» **Exercise directions**
Reproduce the entries word for word, and omit any picture you find in them.

» **Data to use**
= = =

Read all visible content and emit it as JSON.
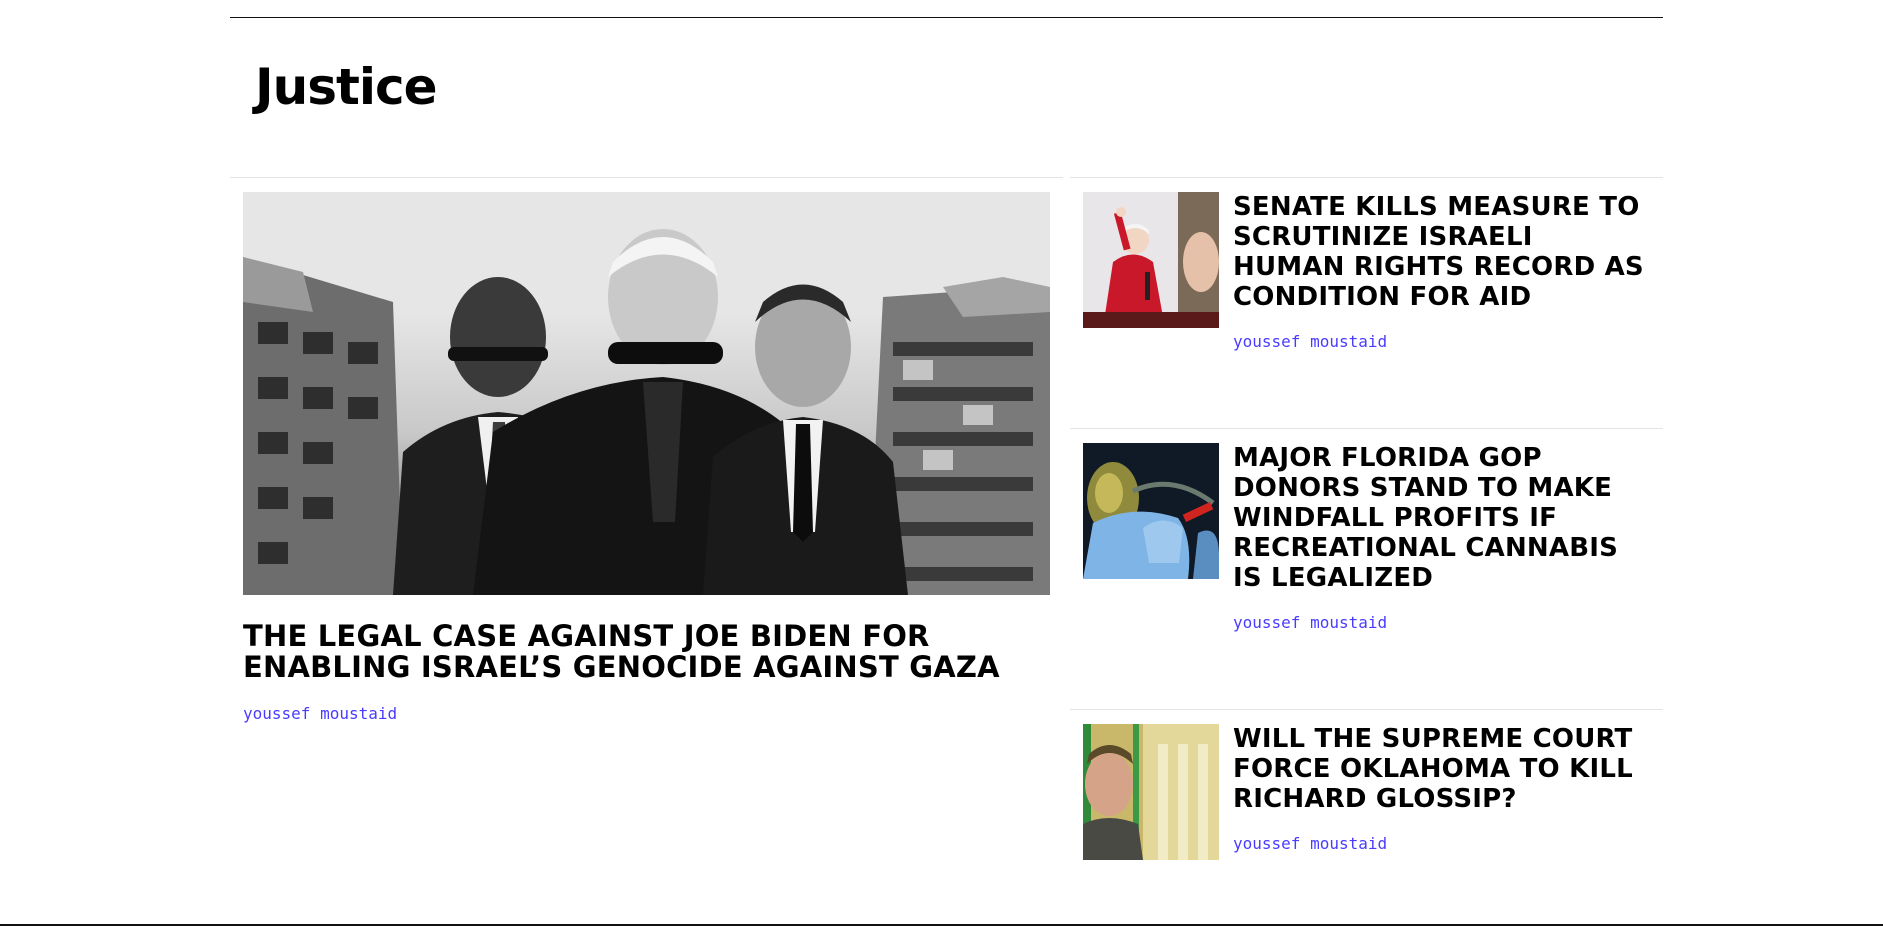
{
  "section": {
    "title": "Justice"
  },
  "feature": {
    "headline": "The Legal Case Against Joe Biden for Enabling Israel’s Genocide Against Gaza",
    "byline": "youssef moustaid",
    "image_desc": "three-men-suits-ruined-buildings"
  },
  "side_stories": [
    {
      "headline": "Senate Kills Measure to Scrutinize Israeli Human Rights Record as Condition for Aid",
      "byline": "youssef moustaid"
    },
    {
      "headline": "Major Florida GOP Donors Stand to Make Windfall Profits If Recreational Cannabis Is Legalized",
      "byline": "youssef moustaid"
    },
    {
      "headline": "Will the Supreme Court Force Oklahoma to Kill Richard Glossip?",
      "byline": "youssef moustaid"
    }
  ],
  "colors": {
    "byline": "#4a3cff",
    "rule": "#111111",
    "divider": "#e4e4e4"
  }
}
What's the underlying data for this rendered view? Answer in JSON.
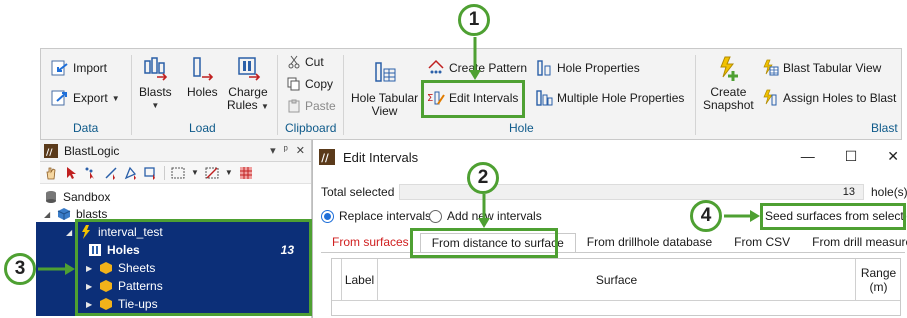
{
  "ribbon": {
    "data_group": {
      "label": "Data",
      "import": "Import",
      "export": "Export"
    },
    "load_group": {
      "label": "Load",
      "blasts": "Blasts",
      "holes": "Holes",
      "charge_rules_line1": "Charge",
      "charge_rules_line2": "Rules"
    },
    "clipboard_group": {
      "label": "Clipboard",
      "cut": "Cut",
      "copy": "Copy",
      "paste": "Paste"
    },
    "hole_group": {
      "label": "Hole",
      "hole_tabular_line1": "Hole Tabular",
      "hole_tabular_line2": "View",
      "create_pattern": "Create Pattern",
      "edit_intervals": "Edit Intervals",
      "hole_properties": "Hole Properties",
      "multiple_hole_properties": "Multiple Hole Properties"
    },
    "blast_group": {
      "label": "Blast",
      "create_snapshot_line1": "Create",
      "create_snapshot_line2": "Snapshot",
      "blast_tabular_view": "Blast Tabular View",
      "assign_holes": "Assign Holes to Blast"
    }
  },
  "panel": {
    "title": "BlastLogic",
    "tree": {
      "sandbox": "Sandbox",
      "blasts": "blasts",
      "interval_test": "interval_test",
      "holes": "Holes",
      "holes_count": "13",
      "sheets": "Sheets",
      "patterns": "Patterns",
      "tieups": "Tie-ups"
    }
  },
  "dialog": {
    "title": "Edit Intervals",
    "total_selected_label": "Total selected",
    "total_selected_value": "13",
    "total_selected_unit": "hole(s)",
    "replace_intervals": "Replace intervals",
    "add_new_intervals": "Add new intervals",
    "seed_surfaces": "Seed surfaces from selection",
    "tabs": [
      "From surfaces",
      "From distance to surface",
      "From drillhole database",
      "From CSV",
      "From drill measurements"
    ],
    "grid_headers": {
      "label": "Label",
      "surface": "Surface",
      "range_line1": "Range",
      "range_line2": "(m)"
    }
  },
  "callouts": [
    "1",
    "2",
    "3",
    "4"
  ],
  "colors": {
    "callout_green": "#4ea032",
    "selection_navy": "#0c2f78",
    "accent_blue": "#1e6fd9",
    "group_label": "#0e5a8a",
    "tab_red": "#d02020"
  }
}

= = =

» **Written response**
Read all visible content and emit it as JSON.
{
  "section": {
    "title": "Justice"
  },
  "feature": {
    "headline": "The Legal Case Against Joe Biden for Enabling Israel’s Genocide Against Gaza",
    "byline": "youssef moustaid",
    "image_desc": "three-men-suits-ruined-buildings"
  },
  "side_stories": [
    {
      "headline": "Senate Kills Measure to Scrutinize Israeli Human Rights Record as Condition for Aid",
      "byline": "youssef moustaid"
    },
    {
      "headline": "Major Florida GOP Donors Stand to Make Windfall Profits If Recreational Cannabis Is Legalized",
      "byline": "youssef moustaid"
    },
    {
      "headline": "Will the Supreme Court Force Oklahoma to Kill Richard Glossip?",
      "byline": "youssef moustaid"
    }
  ],
  "colors": {
    "byline": "#4a3cff",
    "rule": "#111111",
    "divider": "#e4e4e4"
  }
}
What's the underlying data for this rendered view? Answer in JSON.
{
  "ribbon": {
    "data_group": {
      "label": "Data",
      "import": "Import",
      "export": "Export"
    },
    "load_group": {
      "label": "Load",
      "blasts": "Blasts",
      "holes": "Holes",
      "charge_rules_line1": "Charge",
      "charge_rules_line2": "Rules"
    },
    "clipboard_group": {
      "label": "Clipboard",
      "cut": "Cut",
      "copy": "Copy",
      "paste": "Paste"
    },
    "hole_group": {
      "label": "Hole",
      "hole_tabular_line1": "Hole Tabular",
      "hole_tabular_line2": "View",
      "create_pattern": "Create Pattern",
      "edit_intervals": "Edit Intervals",
      "hole_properties": "Hole Properties",
      "multiple_hole_properties": "Multiple Hole Properties"
    },
    "blast_group": {
      "label": "Blast",
      "create_snapshot_line1": "Create",
      "create_snapshot_line2": "Snapshot",
      "blast_tabular_view": "Blast Tabular View",
      "assign_holes": "Assign Holes to Blast"
    }
  },
  "panel": {
    "title": "BlastLogic",
    "tree": {
      "sandbox": "Sandbox",
      "blasts": "blasts",
      "interval_test": "interval_test",
      "holes": "Holes",
      "holes_count": "13",
      "sheets": "Sheets",
      "patterns": "Patterns",
      "tieups": "Tie-ups"
    }
  },
  "dialog": {
    "title": "Edit Intervals",
    "total_selected_label": "Total selected",
    "total_selected_value": "13",
    "total_selected_unit": "hole(s)",
    "replace_intervals": "Replace intervals",
    "add_new_intervals": "Add new intervals",
    "seed_surfaces": "Seed surfaces from selection",
    "tabs": [
      "From surfaces",
      "From distance to surface",
      "From drillhole database",
      "From CSV",
      "From drill measurements"
    ],
    "grid_headers": {
      "label": "Label",
      "surface": "Surface",
      "range_line1": "Range",
      "range_line2": "(m)"
    }
  },
  "callouts": [
    "1",
    "2",
    "3",
    "4"
  ],
  "colors": {
    "callout_green": "#4ea032",
    "selection_navy": "#0c2f78",
    "accent_blue": "#1e6fd9",
    "group_label": "#0e5a8a",
    "tab_red": "#d02020"
  }
}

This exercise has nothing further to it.